Nuts and grains

Amongst the apple and pear orchards of Valle d’Aosta you’ll also see plenty of walnut and chestnut trees, both of which play a huge role in the local diet. In the autumn chestnuts are harvested and are usually served roasted alongside local salumi, chopped and stirred into hearty soups or preserved in local honey or grappa. Walnuts are usually reserved for the cheeseboard, but you’ll also find them used to flavour biscuits or other sweet dishes. They were traditionally grown in order to make walnut oil, but this industry has shrunk over the years as olive oil became more readily available in the local area.

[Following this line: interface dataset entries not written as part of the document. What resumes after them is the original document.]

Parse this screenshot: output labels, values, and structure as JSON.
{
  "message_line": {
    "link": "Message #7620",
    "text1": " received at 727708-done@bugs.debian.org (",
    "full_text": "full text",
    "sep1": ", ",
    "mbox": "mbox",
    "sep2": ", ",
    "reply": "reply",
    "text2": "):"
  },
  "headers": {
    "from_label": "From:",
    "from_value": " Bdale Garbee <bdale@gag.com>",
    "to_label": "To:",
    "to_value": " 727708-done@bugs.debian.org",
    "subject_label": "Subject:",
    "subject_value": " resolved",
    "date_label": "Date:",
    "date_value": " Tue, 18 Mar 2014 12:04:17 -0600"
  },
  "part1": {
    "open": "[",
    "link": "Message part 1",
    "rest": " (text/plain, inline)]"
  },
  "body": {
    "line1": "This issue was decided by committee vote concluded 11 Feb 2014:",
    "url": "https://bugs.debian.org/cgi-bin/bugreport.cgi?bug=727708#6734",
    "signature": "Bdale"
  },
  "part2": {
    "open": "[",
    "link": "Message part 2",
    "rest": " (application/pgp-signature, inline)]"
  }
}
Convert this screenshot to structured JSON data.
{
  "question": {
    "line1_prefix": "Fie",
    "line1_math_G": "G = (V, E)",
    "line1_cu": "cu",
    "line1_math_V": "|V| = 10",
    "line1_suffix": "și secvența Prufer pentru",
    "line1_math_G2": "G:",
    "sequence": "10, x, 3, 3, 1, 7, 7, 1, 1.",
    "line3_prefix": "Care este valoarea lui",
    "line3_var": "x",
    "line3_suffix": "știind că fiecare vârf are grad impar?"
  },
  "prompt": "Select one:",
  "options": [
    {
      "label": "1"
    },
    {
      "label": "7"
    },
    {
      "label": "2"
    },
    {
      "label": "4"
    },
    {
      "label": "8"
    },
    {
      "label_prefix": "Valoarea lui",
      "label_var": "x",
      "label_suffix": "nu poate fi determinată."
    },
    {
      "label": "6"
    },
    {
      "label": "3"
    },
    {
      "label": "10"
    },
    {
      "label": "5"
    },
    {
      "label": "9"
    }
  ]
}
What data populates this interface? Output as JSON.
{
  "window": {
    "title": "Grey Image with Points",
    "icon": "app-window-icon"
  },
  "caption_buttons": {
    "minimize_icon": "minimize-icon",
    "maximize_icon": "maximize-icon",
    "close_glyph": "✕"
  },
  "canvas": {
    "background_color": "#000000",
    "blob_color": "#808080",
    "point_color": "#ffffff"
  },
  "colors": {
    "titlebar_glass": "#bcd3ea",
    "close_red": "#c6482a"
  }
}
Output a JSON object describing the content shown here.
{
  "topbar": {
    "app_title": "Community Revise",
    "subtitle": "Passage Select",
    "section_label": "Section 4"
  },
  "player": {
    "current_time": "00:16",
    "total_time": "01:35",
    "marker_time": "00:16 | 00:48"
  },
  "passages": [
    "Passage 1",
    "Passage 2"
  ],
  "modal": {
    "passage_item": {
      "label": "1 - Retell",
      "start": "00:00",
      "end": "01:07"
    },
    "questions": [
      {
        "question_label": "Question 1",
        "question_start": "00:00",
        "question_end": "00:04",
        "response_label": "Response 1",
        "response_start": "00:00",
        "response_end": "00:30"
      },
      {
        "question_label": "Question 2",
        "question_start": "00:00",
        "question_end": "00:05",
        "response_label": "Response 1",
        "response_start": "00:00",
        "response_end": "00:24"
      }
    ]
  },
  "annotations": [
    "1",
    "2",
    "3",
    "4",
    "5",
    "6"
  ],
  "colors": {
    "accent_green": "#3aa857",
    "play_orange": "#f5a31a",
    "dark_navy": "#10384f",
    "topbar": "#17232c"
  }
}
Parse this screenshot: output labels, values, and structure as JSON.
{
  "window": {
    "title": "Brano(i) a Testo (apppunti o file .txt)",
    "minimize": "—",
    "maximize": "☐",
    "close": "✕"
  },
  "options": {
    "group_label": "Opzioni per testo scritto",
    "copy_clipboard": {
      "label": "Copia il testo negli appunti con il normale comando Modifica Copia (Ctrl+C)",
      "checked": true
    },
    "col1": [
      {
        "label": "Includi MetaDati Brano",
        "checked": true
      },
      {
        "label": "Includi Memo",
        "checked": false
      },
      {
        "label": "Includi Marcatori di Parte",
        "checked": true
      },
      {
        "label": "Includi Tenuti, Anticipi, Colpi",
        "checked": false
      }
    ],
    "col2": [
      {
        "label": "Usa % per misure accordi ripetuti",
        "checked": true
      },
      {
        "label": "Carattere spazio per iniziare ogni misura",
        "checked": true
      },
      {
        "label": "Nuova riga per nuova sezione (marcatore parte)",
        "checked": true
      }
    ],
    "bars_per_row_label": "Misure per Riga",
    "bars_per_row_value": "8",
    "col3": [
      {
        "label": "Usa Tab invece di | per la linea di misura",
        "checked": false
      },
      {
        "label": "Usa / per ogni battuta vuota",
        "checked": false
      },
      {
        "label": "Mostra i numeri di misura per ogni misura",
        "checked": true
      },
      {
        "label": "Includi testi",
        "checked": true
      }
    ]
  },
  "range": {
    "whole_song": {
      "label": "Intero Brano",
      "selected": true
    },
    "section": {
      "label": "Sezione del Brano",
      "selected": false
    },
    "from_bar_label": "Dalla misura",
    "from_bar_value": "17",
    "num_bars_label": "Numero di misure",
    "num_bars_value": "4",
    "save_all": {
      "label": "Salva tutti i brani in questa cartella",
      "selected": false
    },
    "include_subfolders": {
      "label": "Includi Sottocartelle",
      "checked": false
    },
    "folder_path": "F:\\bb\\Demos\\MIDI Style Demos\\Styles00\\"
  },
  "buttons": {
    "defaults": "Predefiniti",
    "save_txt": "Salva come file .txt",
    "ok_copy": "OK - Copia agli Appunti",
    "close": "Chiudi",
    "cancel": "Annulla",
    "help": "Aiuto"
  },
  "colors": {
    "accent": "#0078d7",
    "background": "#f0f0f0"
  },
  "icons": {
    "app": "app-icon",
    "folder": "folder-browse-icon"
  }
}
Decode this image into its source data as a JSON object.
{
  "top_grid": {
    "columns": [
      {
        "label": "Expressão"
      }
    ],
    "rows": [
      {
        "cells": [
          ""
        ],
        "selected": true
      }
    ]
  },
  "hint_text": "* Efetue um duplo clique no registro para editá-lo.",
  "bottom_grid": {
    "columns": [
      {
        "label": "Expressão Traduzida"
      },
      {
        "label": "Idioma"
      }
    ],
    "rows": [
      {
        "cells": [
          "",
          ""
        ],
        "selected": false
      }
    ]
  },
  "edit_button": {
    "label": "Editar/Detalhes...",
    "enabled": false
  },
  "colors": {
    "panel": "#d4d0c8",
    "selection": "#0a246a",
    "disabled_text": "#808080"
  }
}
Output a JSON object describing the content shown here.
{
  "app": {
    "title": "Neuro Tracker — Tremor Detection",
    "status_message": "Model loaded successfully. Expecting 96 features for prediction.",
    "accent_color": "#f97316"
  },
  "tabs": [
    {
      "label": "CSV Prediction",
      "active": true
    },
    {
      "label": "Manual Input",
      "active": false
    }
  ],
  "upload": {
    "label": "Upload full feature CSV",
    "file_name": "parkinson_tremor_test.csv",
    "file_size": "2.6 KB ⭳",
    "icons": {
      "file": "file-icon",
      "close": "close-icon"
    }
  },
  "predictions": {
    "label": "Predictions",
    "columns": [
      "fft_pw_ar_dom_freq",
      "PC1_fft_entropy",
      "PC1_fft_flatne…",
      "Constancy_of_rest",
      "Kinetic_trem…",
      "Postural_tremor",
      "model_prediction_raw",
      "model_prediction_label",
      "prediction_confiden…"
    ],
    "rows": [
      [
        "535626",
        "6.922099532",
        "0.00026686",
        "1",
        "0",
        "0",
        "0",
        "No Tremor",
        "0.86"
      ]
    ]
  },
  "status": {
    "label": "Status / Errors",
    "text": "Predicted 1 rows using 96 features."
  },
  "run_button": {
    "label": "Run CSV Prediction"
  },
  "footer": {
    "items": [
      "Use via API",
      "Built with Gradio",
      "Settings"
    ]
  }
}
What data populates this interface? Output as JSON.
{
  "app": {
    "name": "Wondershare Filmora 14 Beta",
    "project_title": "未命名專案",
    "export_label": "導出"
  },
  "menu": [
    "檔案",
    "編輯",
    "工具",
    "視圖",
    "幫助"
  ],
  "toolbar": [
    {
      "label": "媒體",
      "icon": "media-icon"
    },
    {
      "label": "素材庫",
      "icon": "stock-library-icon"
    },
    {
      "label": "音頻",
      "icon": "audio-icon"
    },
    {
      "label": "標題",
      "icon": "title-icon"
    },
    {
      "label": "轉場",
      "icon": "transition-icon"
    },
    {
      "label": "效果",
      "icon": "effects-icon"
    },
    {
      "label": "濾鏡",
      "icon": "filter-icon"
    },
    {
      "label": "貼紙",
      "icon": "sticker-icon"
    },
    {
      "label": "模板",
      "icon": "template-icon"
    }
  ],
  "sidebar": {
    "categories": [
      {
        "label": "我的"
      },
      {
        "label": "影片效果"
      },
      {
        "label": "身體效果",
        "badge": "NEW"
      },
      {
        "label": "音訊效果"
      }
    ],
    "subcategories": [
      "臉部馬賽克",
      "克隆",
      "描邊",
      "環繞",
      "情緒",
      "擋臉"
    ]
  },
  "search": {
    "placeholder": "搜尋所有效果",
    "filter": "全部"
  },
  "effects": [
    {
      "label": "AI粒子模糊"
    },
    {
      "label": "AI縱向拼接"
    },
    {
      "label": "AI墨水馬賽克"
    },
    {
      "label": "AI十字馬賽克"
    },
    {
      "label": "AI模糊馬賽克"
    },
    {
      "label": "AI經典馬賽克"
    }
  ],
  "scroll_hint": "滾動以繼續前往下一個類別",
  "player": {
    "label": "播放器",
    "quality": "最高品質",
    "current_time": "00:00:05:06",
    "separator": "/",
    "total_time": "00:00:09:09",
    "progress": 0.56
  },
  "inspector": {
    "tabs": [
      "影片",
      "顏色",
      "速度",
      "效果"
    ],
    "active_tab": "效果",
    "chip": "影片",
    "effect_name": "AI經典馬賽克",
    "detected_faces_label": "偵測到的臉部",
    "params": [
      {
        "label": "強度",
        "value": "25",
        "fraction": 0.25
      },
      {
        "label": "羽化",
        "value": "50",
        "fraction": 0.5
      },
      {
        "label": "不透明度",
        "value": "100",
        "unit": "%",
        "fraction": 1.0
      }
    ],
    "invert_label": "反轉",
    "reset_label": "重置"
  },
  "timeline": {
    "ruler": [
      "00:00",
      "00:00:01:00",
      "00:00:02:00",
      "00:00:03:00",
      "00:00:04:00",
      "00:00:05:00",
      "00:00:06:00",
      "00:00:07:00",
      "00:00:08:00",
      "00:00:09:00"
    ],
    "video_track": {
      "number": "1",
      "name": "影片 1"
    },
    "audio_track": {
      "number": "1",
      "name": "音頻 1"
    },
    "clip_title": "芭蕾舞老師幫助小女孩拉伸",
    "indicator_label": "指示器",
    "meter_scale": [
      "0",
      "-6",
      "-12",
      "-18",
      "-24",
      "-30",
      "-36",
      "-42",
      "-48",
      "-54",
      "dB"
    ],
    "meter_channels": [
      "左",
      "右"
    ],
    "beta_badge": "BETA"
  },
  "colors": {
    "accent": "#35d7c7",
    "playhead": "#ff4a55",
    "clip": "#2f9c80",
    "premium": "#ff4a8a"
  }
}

The local bread (known as pan ner (‘black bread’)) is often made with rye flour as well as wheat flour, and is steeped in tradition. The earthy, nutty loaves are far removed from the lighter, whiter breads found further south, and represent the hearty, fibre-filled diet living in the mountains requires. This bread, along with plenty of polenta, is what the locals eat as their main source of carbohydrates – pasta (apart from gnocchi, often smothered in a cheese sauce) is rarely seen in the region, although you’ll sometimes find shapes made with chestnut flour.

Wine and liqueurs

The mountains of Valle d’Aosta might not boast the green, vineyard-covered rolling hills of Tuscany, but the local wines are particularly well suited to the alpine climate. Sharing a border with France means many similarities can be found in the wines of the two countries, and the mineral-rich flavours mountain wines create are prevalent in both the reds and the whites.

Grappa is also a very popular digestif in Valle d’Aosta; the perfect way to end a meal of hearty, rich dishes. Keep an eye out for génépy (or genepì), too – a herbal liqueur made from local mountain ingredients such as wormwood. While it originated over the border in France, this liqueur has become a favourite in Valle d’Aosta.


Famous dishes

You can’t talk about alpine cooking without talking about fondue, and while the dish is mostly associated with Switzerland, in Valle d’Aosta it’s just as popular. Known as fonduta in Italian, the Aostan version contains lots and lots of beloved Fontina cheese, as well as flour, milk, egg yolks and sometimes white truffle. Traditionally it is served with nothing more than pieces of local rye bread, although you will also see it served with potato gnocchi for dipping.

Carbonade Valdostana

Cold mountain weather means big, hearty stews are needed – and carbonade Valdostana fits the bill perfectly. Over in Belgium, carbonade often refers to a beef stew cooked with beer, but in Valle d’Aosta plenty of red wine is used instead. Onions, beef and red wine are simmered slowly until meltingly tender, with local herbs and aromatics such as juniper berries added for extra flavour. It’s often served with rich, buttery polenta.

Seupa à la Vapelenentse

Italian ‘soups’ aren’t always thin and liquid; instead, they’re often more akin to loose stews made up of a few humble ingredients. This local seupa (or zuppa) is the perfect example of that, with layers of savoy cabbage, leftover bread and – of course – Fontina cheese gently simmered in beef stock. The result is a hearty, rich and incredibly filling dish that sums up alpine cooking beautifully.

Polenta concia

As mentioned above, polenta is a main source of starch for the people of Valle d’Aosta, and one of the most popular ways of preparing it is concia – essentially lots of butter and Fontina cheese! The result is a creamy, rich side that’s perfect for serving alongside equally hearty stews.

Tegole Valdostane

Valle d’Aosta’s most famous sweet treat comes in the form of tegole (‘tile’) – tuile-like biscuits flavoured with hazelnuts and sometimes almonds, vanilla and honey (another local product held in high regard). They’re made from a loose batter, which is spread into thin circles on a tray then briefly baked until light, golden and crisp. Served with coffee, cream or chocolate, the aroma they create whilst in the oven is irresistible.